Obstructive sleep apnea (OSA) is one of the most studied sleep disorders associated with hypertension (HTN). However, other sleep disorders may have a role in HTN independently OSA.


To evaluate the associations of sleep irregularity, sleep duration and insomnia with HTN and blood pressure (BP) levels.


Participants from the ELSA-Brasil performed a clinical evaluation including subjective and objective sleep duration for 7 days, insomnia assessment using the CIS-R questionnaire and OSA diagnosis (defined by apnea-hypopnea index ≥15 events per hour by polygraph). To quantify sleep irregularity, three parameters from the one-week actigraphy monitoring were used: recovery sleep at the weekend (catch-up-sleep); 2) standard deviation (SD) of sleep duration; 3) SD in sleep-onset timing. We developed progressive models adjusting for age, gender, race, body mass index, alcohol consumption, physical activity, urinary sodium excretion and OSA. A multivariate analysis was developed to determine the independent association of sleep irregularity variables, subjective/objective sleep duration and insomnia with HTN and BP levels. We performed two independent analyses using different definitions for HTN: 1) the traditional definition (BP ≥140x90mmHg and/or previous use of antihypertensive medications); 2) the American HTN definition (BP ≥130x80mmHg and/or previous use of antihypertensive medications).
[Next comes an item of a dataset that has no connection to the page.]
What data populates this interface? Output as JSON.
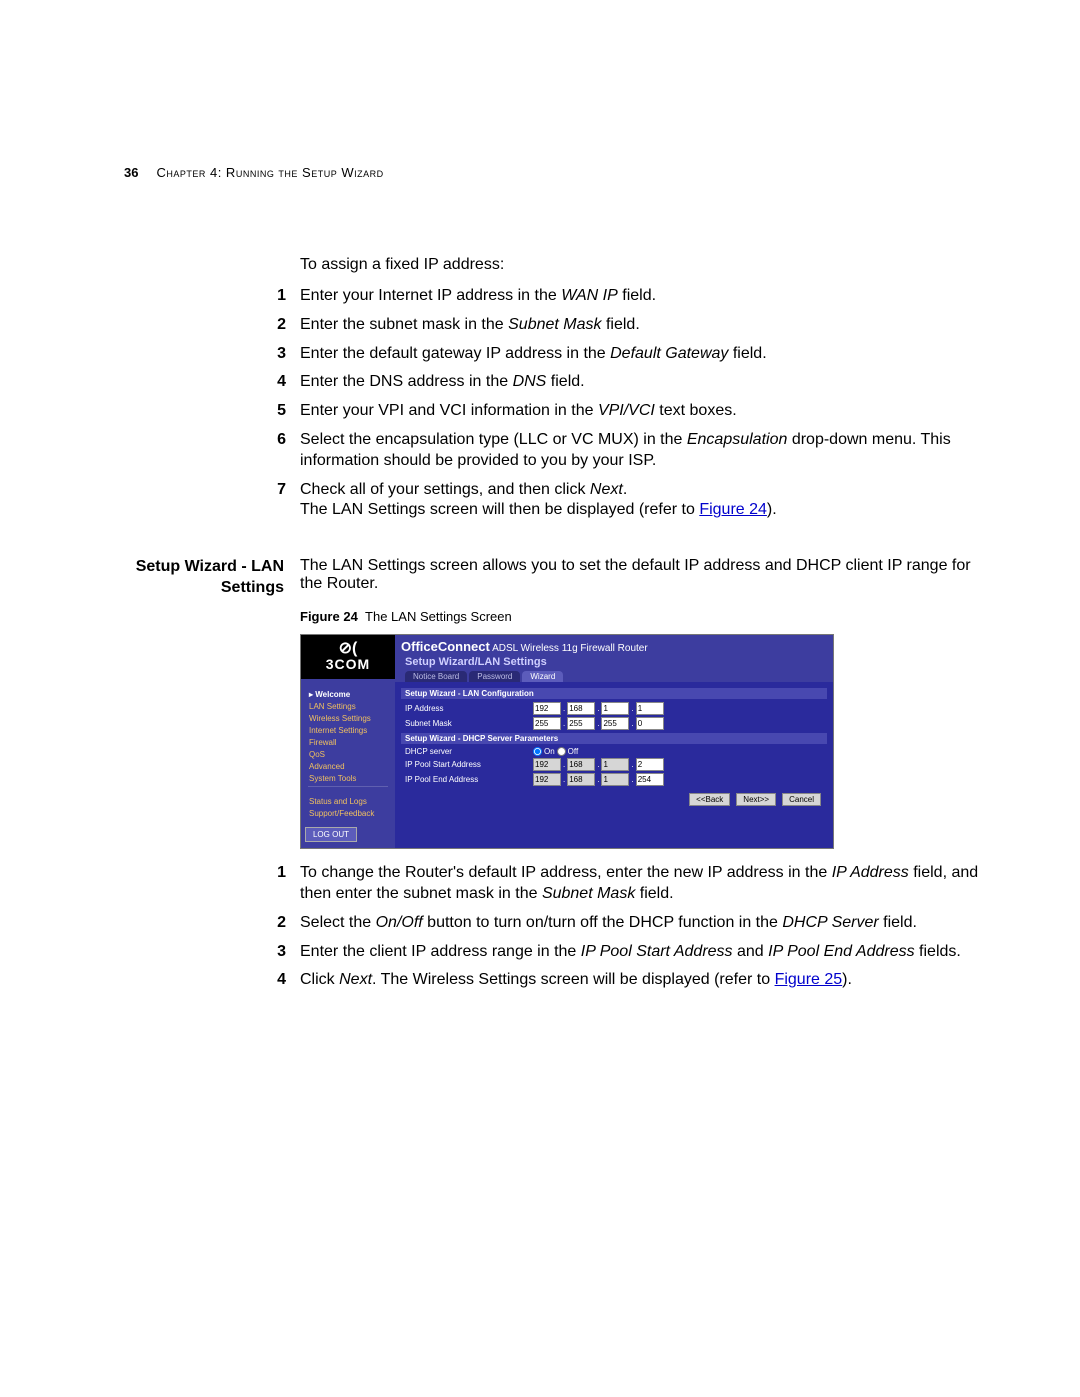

We studied 1,720 participants (age 49±8 years; 44.7% men). Approximately 20% had insomnia and 33% had OSA. The frequencies of HTN were 27% and 43% using the ≥140x90mmHg and ≥130x80mmHg definitions, respectively. No significant associations were observed for the sleep variables studied using the traditional HTN definition. In contrast, using the ≥130x80mmHg definition, we found that sleep irregularity variables were independent associated with HTN: SD >90 min (OR 1,34; CI 95% 1,06-1,70) e catch-up-sleep >90 min (OR 1,31; 1,03-1,67). In addition, the SD of sleep duration >90 min was independently associated with systolic BP (β 1,92; CI 95% 0,28-4,56) and diastolic BP (β 1,41; CI 95% 0,24-2,58) even after adjustments for antihypertensive medications.
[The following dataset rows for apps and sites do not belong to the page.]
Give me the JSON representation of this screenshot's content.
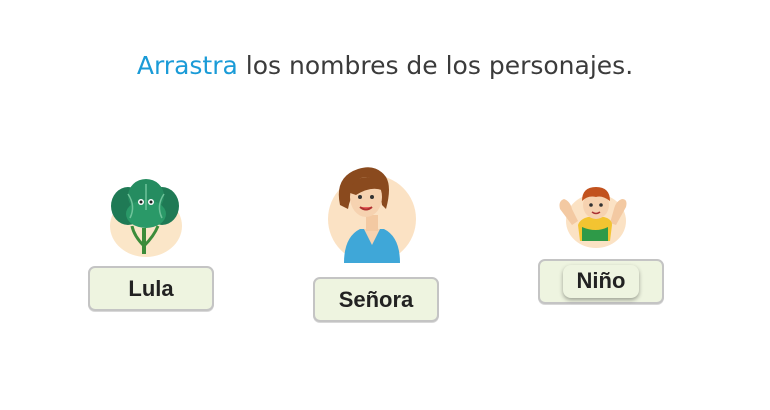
{
  "instruction": {
    "highlight": "Arrastra",
    "rest": " los nombres de los personajes.",
    "accent_color": "#1a9bd7"
  },
  "characters": [
    {
      "icon": "lettuce-character-icon",
      "slot_label": "Lula"
    },
    {
      "icon": "woman-character-icon",
      "slot_label": "Señora"
    },
    {
      "icon": "boy-character-icon",
      "slot_label": "Niño"
    }
  ]
}
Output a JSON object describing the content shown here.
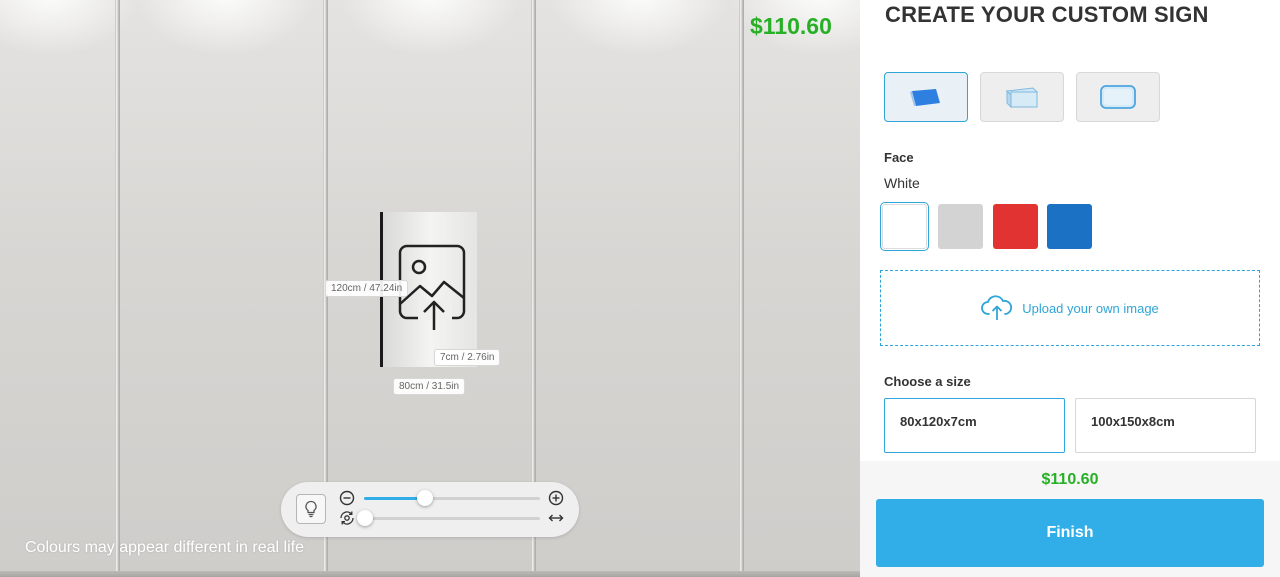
{
  "scene": {
    "price": "$110.60",
    "dimensions": {
      "height_label": "120cm / 47.24in",
      "depth_label": "7cm / 2.76in",
      "width_label": "80cm / 31.5in"
    },
    "toolbar": {
      "zoom_level": 0.34,
      "rotation_level": 0.0
    },
    "disclaimer": "Colours may appear different in real life"
  },
  "panel": {
    "title": "CREATE YOUR CUSTOM SIGN",
    "styles": [
      {
        "icon": "flat-panel-style-icon",
        "selected": true
      },
      {
        "icon": "box-frame-style-icon",
        "selected": false
      },
      {
        "icon": "rounded-frame-style-icon",
        "selected": false
      }
    ],
    "face": {
      "heading": "Face",
      "value": "White",
      "colors": [
        "#ffffff",
        "#d3d3d3",
        "#e23333",
        "#1b72c4"
      ]
    },
    "upload_label": "Upload your own image",
    "size": {
      "heading": "Choose a size",
      "options": [
        "80x120x7cm",
        "100x150x8cm"
      ]
    },
    "footer": {
      "price": "$110.60",
      "finish_label": "Finish"
    }
  },
  "colors": {
    "accent": "#31aee7",
    "price": "#27b026"
  }
}
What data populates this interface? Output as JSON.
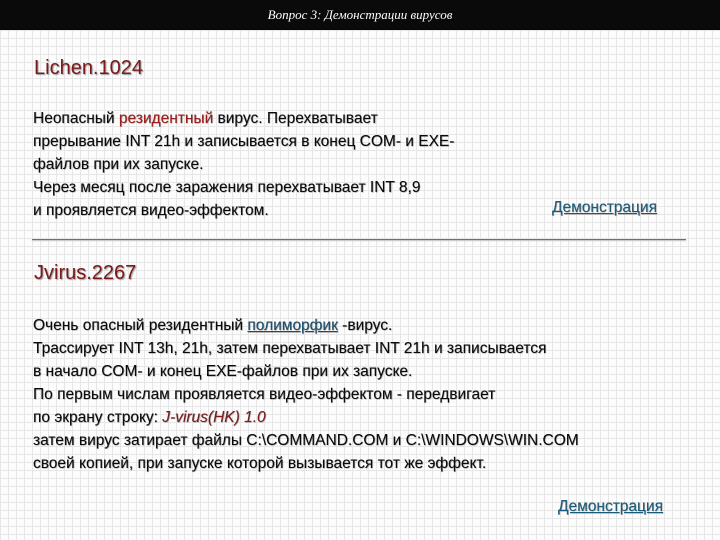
{
  "title": "Вопрос 3: Демонстрации вирусов",
  "section1": {
    "heading": "Lichen.1024",
    "line1_pre": "  Неопасный ",
    "line1_hl": "резидентный",
    "line1_post": " вирус. Перехватывает",
    "line2": "прерывание INT 21h и записывается в конец COM- и EXE-",
    "line3": "файлов при их запуске.",
    "line4": "Через месяц после заражения перехватывает INT 8,9",
    "line5": "и проявляется видео-эффектом.",
    "demo_label": "Демонстрация"
  },
  "section2": {
    "heading": "Jvirus.2267",
    "line1_pre": " Очень опасный резидентный ",
    "line1_hl": "полиморфик",
    "line1_post": " -вирус.",
    "line2": "Трассирует INT 13h, 21h, затем перехватывает INT 21h и записывается",
    "line3": "в начало COM- и конец EXE-файлов при их запуске.",
    "line4": "По первым числам проявляется видео-эффектом - передвигает",
    "line5_pre": "по экрану строку:  ",
    "line5_hl": "J-virus(HK) 1.0",
    "line6": "затем вирус затирает файлы C:\\COMMAND.COM и C:\\WINDOWS\\WIN.COM",
    "line7": "своей копией, при запуске которой вызывается тот же эффект.",
    "demo_label": "Демонстрация"
  }
}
Sleep irregularity, but not sleep duration or insomnia, was associated with HTN (by the recently definition adopted by the American Guideline) and higher BP levels. These data suggest a potential role of circadian patterns on cardiovascular diseases.
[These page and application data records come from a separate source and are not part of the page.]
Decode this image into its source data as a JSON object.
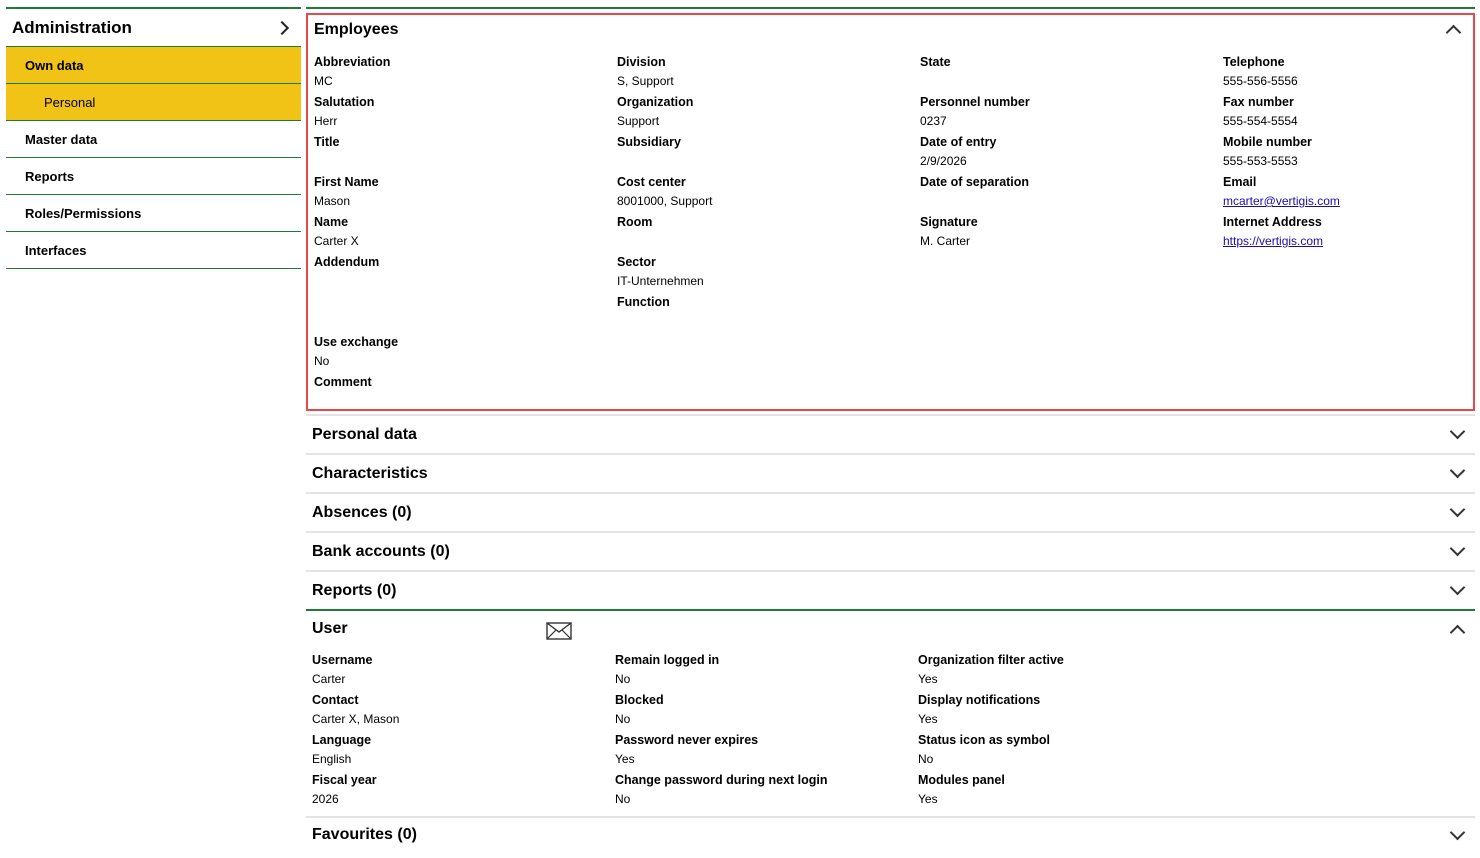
{
  "sidebar": {
    "title": "Administration",
    "items": [
      {
        "label": "Own data"
      },
      {
        "label": "Personal"
      },
      {
        "label": "Master data"
      },
      {
        "label": "Reports"
      },
      {
        "label": "Roles/Permissions"
      },
      {
        "label": "Interfaces"
      }
    ]
  },
  "employees": {
    "title": "Employees",
    "fields": {
      "abbreviation": {
        "label": "Abbreviation",
        "value": "MC"
      },
      "salutation": {
        "label": "Salutation",
        "value": "Herr"
      },
      "title": {
        "label": "Title",
        "value": ""
      },
      "first_name": {
        "label": "First Name",
        "value": "Mason"
      },
      "name": {
        "label": "Name",
        "value": "Carter X"
      },
      "addendum": {
        "label": "Addendum",
        "value": ""
      },
      "use_exchange": {
        "label": "Use exchange",
        "value": "No"
      },
      "comment": {
        "label": "Comment",
        "value": ""
      },
      "division": {
        "label": "Division",
        "value": "S, Support"
      },
      "organization": {
        "label": "Organization",
        "value": "Support"
      },
      "subsidiary": {
        "label": "Subsidiary",
        "value": ""
      },
      "cost_center": {
        "label": "Cost center",
        "value": "8001000, Support"
      },
      "room": {
        "label": "Room",
        "value": ""
      },
      "sector": {
        "label": "Sector",
        "value": "IT-Unternehmen"
      },
      "function": {
        "label": "Function",
        "value": ""
      },
      "state": {
        "label": "State",
        "value": ""
      },
      "personnel_number": {
        "label": "Personnel number",
        "value": "0237"
      },
      "date_of_entry": {
        "label": "Date of entry",
        "value": "2/9/2026"
      },
      "date_of_separation": {
        "label": "Date of separation",
        "value": ""
      },
      "signature": {
        "label": "Signature",
        "value": "M. Carter"
      },
      "telephone": {
        "label": "Telephone",
        "value": "555-556-5556"
      },
      "fax_number": {
        "label": "Fax number",
        "value": "555-554-5554"
      },
      "mobile_number": {
        "label": "Mobile number",
        "value": "555-553-5553"
      },
      "email": {
        "label": "Email",
        "value": "mcarter@vertigis.com"
      },
      "internet_address": {
        "label": "Internet Address",
        "value": "https://vertigis.com"
      }
    }
  },
  "sections": {
    "personal_data": "Personal data",
    "characteristics": "Characteristics",
    "absences": "Absences (0)",
    "bank_accounts": "Bank accounts (0)",
    "reports": "Reports (0)",
    "favourites": "Favourites (0)"
  },
  "user": {
    "title": "User",
    "fields": {
      "username": {
        "label": "Username",
        "value": "Carter"
      },
      "contact": {
        "label": "Contact",
        "value": "Carter X, Mason"
      },
      "language": {
        "label": "Language",
        "value": "English"
      },
      "fiscal_year": {
        "label": "Fiscal year",
        "value": "2026"
      },
      "remain_logged_in": {
        "label": "Remain logged in",
        "value": "No"
      },
      "blocked": {
        "label": "Blocked",
        "value": "No"
      },
      "password_never_expires": {
        "label": "Password never expires",
        "value": "Yes"
      },
      "change_password": {
        "label": "Change password during next login",
        "value": "No"
      },
      "org_filter_active": {
        "label": "Organization filter active",
        "value": "Yes"
      },
      "display_notifications": {
        "label": "Display notifications",
        "value": "Yes"
      },
      "status_icon_as_symbol": {
        "label": "Status icon as symbol",
        "value": "No"
      },
      "modules_panel": {
        "label": "Modules panel",
        "value": "Yes"
      }
    }
  },
  "colors": {
    "accent_green": "#1e7a35",
    "active_yellow": "#f2c317",
    "highlight_red": "#e8484c"
  }
}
sleep duration, Sleep irregularity, obstructive sleep apnea, hypertension, blood pressure


Área Clínica


Center of Clinical and Epidemiologic Research (HU/USP) - São Paulo - Brasil, Hypertension Unit, Heart Institute (InCor) - São Paulo - Brasil, Hypertension Unit, Renal Division (HC/FMUSP) - São Paulo - Brasil, Universidad de Castilla-La Mancha - - Espanha


Barbara K Parise, Ronaldo B Santos, Arthur E Mesas, Soraya Giatti, Aline N Aielo, Silvana P Souza, Lorenna F Cunha, Paulo A Lotufo, Isabela M Bensenor, Luciano F Drager